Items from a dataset
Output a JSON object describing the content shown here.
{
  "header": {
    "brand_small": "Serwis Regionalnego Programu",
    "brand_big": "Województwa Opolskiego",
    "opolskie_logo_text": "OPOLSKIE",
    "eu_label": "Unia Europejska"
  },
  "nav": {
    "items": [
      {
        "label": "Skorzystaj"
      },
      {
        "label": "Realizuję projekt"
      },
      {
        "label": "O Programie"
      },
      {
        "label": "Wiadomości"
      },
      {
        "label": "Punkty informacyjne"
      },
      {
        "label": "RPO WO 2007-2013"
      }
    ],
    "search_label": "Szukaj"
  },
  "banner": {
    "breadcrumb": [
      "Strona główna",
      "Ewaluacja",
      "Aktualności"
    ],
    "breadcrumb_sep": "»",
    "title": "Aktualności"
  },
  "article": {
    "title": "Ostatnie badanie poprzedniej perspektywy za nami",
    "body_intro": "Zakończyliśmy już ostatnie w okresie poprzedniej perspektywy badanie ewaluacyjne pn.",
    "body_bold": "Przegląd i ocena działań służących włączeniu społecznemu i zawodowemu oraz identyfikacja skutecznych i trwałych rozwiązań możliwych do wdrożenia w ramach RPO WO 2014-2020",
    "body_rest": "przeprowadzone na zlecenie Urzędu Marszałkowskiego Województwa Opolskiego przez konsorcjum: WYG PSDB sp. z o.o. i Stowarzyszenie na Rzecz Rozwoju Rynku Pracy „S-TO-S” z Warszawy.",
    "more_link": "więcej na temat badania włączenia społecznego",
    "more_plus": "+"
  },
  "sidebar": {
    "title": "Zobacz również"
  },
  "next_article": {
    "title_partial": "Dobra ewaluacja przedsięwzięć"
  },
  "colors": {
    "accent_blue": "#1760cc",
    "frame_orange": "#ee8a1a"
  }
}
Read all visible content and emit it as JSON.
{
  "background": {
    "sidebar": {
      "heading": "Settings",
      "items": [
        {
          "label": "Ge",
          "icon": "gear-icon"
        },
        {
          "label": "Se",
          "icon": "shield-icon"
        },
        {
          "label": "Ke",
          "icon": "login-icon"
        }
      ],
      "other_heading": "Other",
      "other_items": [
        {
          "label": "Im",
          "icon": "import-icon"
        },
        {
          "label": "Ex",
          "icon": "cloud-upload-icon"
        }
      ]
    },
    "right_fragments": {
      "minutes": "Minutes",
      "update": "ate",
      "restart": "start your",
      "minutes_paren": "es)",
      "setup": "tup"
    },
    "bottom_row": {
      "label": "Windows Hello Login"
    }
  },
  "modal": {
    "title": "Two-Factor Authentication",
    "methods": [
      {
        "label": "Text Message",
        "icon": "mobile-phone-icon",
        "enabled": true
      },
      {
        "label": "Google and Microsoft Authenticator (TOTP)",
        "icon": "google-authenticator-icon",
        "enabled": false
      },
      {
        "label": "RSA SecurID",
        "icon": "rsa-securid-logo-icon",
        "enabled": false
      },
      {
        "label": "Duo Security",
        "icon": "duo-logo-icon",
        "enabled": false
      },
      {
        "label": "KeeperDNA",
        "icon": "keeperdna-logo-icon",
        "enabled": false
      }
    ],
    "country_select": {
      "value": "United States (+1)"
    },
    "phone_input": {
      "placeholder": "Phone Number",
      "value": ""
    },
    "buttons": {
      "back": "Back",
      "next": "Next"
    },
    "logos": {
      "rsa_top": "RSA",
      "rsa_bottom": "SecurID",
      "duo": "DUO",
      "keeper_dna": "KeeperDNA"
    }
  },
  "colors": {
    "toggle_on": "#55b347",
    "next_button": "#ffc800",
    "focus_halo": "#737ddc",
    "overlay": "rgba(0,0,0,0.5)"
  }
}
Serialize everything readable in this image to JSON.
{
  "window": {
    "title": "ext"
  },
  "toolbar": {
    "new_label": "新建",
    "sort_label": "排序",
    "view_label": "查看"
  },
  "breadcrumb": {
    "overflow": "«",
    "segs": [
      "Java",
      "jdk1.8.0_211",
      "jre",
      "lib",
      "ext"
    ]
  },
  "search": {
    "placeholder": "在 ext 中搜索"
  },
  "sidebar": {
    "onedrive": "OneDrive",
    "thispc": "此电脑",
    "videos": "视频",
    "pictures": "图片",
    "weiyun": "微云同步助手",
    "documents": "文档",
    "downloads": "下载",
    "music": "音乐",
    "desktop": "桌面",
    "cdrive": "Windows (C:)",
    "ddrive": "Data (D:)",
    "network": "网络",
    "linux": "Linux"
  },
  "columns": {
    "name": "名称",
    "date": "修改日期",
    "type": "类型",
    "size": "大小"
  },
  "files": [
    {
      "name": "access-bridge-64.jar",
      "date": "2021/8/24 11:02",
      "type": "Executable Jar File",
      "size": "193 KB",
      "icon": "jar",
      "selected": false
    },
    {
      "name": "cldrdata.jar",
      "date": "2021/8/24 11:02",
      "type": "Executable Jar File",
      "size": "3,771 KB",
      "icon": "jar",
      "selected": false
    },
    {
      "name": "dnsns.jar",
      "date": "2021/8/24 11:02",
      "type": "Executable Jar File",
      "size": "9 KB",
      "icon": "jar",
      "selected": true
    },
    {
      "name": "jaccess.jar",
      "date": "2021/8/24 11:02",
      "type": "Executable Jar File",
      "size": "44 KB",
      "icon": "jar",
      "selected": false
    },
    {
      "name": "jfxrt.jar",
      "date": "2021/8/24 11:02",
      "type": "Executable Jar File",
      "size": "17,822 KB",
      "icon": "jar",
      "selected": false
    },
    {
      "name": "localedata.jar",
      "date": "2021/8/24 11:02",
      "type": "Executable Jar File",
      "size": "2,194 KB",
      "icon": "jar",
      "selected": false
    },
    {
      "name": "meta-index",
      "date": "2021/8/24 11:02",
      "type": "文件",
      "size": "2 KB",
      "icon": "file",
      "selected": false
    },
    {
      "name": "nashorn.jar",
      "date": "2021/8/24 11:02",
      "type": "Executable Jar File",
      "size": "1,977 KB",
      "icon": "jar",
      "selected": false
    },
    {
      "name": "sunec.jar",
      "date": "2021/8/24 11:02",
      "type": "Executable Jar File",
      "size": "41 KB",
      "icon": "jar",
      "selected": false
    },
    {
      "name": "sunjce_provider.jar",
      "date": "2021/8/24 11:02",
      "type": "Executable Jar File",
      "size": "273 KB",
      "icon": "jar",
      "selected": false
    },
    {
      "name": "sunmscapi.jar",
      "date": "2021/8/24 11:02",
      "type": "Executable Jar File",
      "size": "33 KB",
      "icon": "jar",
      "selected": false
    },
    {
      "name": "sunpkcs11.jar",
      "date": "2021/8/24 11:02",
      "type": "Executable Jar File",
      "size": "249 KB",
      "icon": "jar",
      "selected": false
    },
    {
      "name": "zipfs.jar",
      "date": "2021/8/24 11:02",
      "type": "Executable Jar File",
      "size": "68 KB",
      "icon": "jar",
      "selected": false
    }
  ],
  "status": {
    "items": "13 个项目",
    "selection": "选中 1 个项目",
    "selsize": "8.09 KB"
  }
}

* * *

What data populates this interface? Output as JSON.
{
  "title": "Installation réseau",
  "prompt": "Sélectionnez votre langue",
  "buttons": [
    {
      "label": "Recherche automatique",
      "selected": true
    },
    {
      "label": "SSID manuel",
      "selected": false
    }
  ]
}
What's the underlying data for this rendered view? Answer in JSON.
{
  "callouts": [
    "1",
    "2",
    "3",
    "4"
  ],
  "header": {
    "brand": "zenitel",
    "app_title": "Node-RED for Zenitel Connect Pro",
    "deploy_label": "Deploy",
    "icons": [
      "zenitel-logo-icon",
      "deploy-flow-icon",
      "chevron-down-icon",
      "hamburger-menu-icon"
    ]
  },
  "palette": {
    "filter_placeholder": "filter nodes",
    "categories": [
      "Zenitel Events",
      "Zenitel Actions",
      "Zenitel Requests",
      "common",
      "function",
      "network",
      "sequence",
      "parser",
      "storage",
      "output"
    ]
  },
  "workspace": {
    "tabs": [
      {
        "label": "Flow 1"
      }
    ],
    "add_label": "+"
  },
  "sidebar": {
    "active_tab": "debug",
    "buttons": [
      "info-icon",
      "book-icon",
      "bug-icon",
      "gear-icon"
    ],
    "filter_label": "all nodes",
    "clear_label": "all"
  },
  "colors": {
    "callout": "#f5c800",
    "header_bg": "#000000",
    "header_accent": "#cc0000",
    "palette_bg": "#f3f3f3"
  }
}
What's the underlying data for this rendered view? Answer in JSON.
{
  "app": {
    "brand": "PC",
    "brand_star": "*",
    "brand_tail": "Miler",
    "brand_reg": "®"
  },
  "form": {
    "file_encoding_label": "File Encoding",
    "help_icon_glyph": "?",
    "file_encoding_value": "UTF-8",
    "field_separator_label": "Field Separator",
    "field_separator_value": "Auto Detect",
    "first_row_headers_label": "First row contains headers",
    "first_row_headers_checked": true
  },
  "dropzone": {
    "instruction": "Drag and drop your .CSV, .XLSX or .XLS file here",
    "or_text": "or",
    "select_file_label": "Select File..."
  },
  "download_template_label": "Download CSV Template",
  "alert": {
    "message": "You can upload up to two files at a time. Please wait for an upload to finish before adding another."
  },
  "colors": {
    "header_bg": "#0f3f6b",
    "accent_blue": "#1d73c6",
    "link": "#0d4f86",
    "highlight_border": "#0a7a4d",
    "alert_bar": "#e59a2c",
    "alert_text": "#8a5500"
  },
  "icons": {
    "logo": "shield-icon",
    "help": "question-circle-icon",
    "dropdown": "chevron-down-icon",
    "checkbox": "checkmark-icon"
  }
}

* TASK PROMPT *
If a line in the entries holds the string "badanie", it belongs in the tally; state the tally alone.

* RESULT *
2